Gundersen Health System of La Crosse, Wis., is the lead investor in the $34 million equity-capital round announced this week by St. Paul-based Recombinetics, which uses gene editing to help breed better livestock and find cures to human diseases.

Gundersen, which operates in Wisconsin, southeastern Minnesota and Iowa, has taken three seats on the reconstituted board of Recombinetics.

"Gundersen is the perfect strategic partner for Recombinetics because they are at the leading edge of health care delivery and medical innovation and share our commitment to investing in breakthroughs to improve human health," Recombinetics CEO Tammy Lee said in a statement.

"With significant investment capital now focused on new human therapies, we can also allocate resources to our precision-breeding business, Acceligen, to create new partnerships and expand existing contracts with global genetics companies to improve animal health and welfare."

Gundersen's CEO, Dr. Scott Rathgaber, said the investment fits its mission "to ensure we are prepared for future medical advances, like regenerative medicine, while maintaining our reputation as an industry leader in patient care and experience."

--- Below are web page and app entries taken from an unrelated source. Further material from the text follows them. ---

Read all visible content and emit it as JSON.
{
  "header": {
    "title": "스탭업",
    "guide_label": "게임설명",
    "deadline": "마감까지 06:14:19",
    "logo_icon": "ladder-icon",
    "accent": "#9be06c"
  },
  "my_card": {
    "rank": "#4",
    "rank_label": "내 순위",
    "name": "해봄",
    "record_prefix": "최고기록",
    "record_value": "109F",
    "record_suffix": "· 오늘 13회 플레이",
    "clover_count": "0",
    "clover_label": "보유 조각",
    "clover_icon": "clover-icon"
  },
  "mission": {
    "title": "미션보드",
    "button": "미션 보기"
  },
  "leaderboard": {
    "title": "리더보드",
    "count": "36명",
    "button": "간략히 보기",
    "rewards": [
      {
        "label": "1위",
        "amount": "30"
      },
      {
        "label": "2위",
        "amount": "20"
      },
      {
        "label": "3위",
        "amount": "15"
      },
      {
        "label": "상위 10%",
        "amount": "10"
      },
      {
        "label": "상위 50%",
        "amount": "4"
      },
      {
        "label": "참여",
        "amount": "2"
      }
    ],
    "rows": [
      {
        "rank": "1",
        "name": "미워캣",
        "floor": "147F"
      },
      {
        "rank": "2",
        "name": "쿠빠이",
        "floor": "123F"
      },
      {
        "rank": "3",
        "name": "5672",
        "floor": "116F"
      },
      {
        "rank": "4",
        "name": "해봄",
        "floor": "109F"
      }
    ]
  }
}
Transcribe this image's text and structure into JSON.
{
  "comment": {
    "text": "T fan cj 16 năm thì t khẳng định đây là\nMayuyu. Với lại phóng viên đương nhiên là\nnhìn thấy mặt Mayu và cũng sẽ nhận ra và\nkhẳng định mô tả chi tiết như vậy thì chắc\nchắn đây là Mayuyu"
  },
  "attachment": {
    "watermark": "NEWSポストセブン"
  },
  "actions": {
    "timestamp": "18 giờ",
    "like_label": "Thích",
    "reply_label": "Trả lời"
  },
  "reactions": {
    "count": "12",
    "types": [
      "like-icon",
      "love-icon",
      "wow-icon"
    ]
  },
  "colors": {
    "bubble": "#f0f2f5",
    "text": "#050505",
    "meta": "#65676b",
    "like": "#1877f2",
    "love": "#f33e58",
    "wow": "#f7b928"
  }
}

Recombinetics founder Scott Fahrenkrug, the largest individual shareholder and a former University of Minnesota genomics professor, will remain on the board. No one owns more than 50 percent of the stock following the most recent round of equity financing.

Gundersen is the single-largest institutional investor in Recombinetics. Rathgaber will join the Recombinetics board.

Gundersen has made similar, multimillion-dollar investments in Logistics Health, Quartz Health Solutions Inc., clean energy projects, critical-access hospitals and the Ashley Wellness Center.

Recombinetics calls itself an "oinkubator" because it uses pigs to produce therapeutic cells, tissues and organs for animals and, eventually, humans. The fresh capital should help Recombinetics bring its products to market.

The company has three businesses: Acceligen, which uses breeding to enhance health and productivity in animals and aquaculture; Surrogen, which produces gene-edited "swine models" of human diseases for biomedical research; and Regenevida, which develops human regenerative products, such as cells and organs for transplantation to humans.

The 37-employee company previously had raised $27 million from individual investors dating to its founding in 2008.

Lee said Recombinetics is "forecasting several million in revenue for 2018, a combination of pig sales, development contracts and grants."